With this blog we hope to share our journey with you – as we research, struggle, triumph, discover and attempt to give a voice to the stories of the past.

To learn more about our stories visit

2 Responses to About Us

  1. Julian Bowman

    I have recently completed writing “The Parents in Rhyme: Their Life Death and Times” and wondered if you would be interested in posting a blog I have written to introduce the book.

    It’s not a commercial proposition to write an epic poem in 5,000 rhyming couplets that is part-biography and part social history, centring on sexual abuse and its impact across generations. But after my parents died in quick succession three years ago, that’s what I ended up producing. Told chronologically from the 1930s it builds a portrait of two lives that are at once immensely ordinary but also extraordinary.

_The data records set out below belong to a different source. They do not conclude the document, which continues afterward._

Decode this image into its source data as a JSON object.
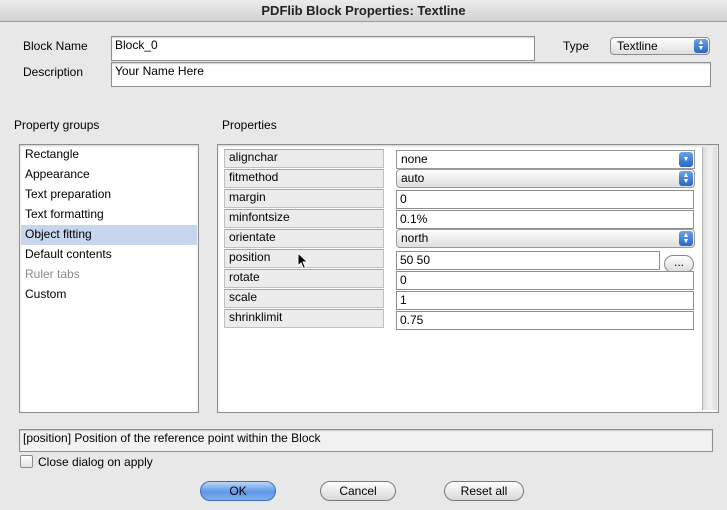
{
  "window": {
    "title": "PDFlib Block Properties: Textline"
  },
  "header": {
    "block_name_label": "Block Name",
    "block_name_value": "Block_0",
    "type_label": "Type",
    "type_value": "Textline",
    "description_label": "Description",
    "description_value": "Your Name Here"
  },
  "groups": {
    "heading": "Property groups",
    "items": [
      {
        "label": "Rectangle",
        "state": "normal"
      },
      {
        "label": "Appearance",
        "state": "normal"
      },
      {
        "label": "Text preparation",
        "state": "normal"
      },
      {
        "label": "Text formatting",
        "state": "normal"
      },
      {
        "label": "Object fitting",
        "state": "selected"
      },
      {
        "label": "Default contents",
        "state": "normal"
      },
      {
        "label": "Ruler tabs",
        "state": "disabled"
      },
      {
        "label": "Custom",
        "state": "normal"
      }
    ]
  },
  "properties": {
    "heading": "Properties",
    "rows": [
      {
        "name": "alignchar",
        "value": "none",
        "kind": "select"
      },
      {
        "name": "fitmethod",
        "value": "auto",
        "kind": "select"
      },
      {
        "name": "margin",
        "value": "0",
        "kind": "text"
      },
      {
        "name": "minfontsize",
        "value": "0.1%",
        "kind": "text"
      },
      {
        "name": "orientate",
        "value": "north",
        "kind": "select"
      },
      {
        "name": "position",
        "value": "50 50",
        "kind": "text",
        "has_button": true,
        "button_label": "..."
      },
      {
        "name": "rotate",
        "value": "0",
        "kind": "text"
      },
      {
        "name": "scale",
        "value": "1",
        "kind": "text"
      },
      {
        "name": "shrinklimit",
        "value": "0.75",
        "kind": "text"
      }
    ]
  },
  "status": {
    "help_text": "[position] Position of the reference point within the Block"
  },
  "options": {
    "close_on_apply_label": "Close dialog on apply",
    "close_on_apply_checked": false
  },
  "buttons": {
    "ok": "OK",
    "cancel": "Cancel",
    "reset": "Reset all"
  },
  "colors": {
    "accent": "#2a66c6",
    "selection": "#c5d6ee"
  }
}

    The story is told in decades, covering tough childhoods and murky pasts in 1930s East End London; evacuation in 1940 and then abuse as teenagers in the post-war years; falling in love amidst rationing and the rising welfare state in the 1950s; building an ideal nuclear family in suburbia in the 1960s; hidden abuse and traumas in the 1970s; disturbing revelations, crisis and collapse in the 1980s; reinvention and reconnection in the 1990s; creativity and final adventures in the 2000s and final deterioration, hauntings and death in the 2010s.

    The choice of rhyming couplets as a medium may seem odd. In part it is in recognition of the remarkable interdependency of my mother and father, known affectionately as “the parents” – they were such a doublet that they deserved rhyming couplets! But it is also partly an act of protest against my father, a well-respected published poet who hated rhyme.

    Anyway, if you would be interested in receiving a blog about this – which provides further details – please let me know.

    Take care


  2. nick barlay

    Dear Writing Family History Authors,

    I wondered the following would be of interest to you… If not, please excuse the intrusion…

    I’m an author/novelist/ family historian who has been teaching family history writing courses since my last book, Scattered Ghosts, a history of own family, was published in 2013. Having run several masterclasses for the Guardian programme, I’m planning to run one-day courses, with potential follow-ups, for people wanting to turn research into narrative, or turn progress works-in-progress.

    There’s more here:
    I’m trying to gauge interest in this, so any feedback would be gratefully received!

    Thanks, and all the best for your work,

Leave a Reply

Your email address will not be published. Required fields are marked *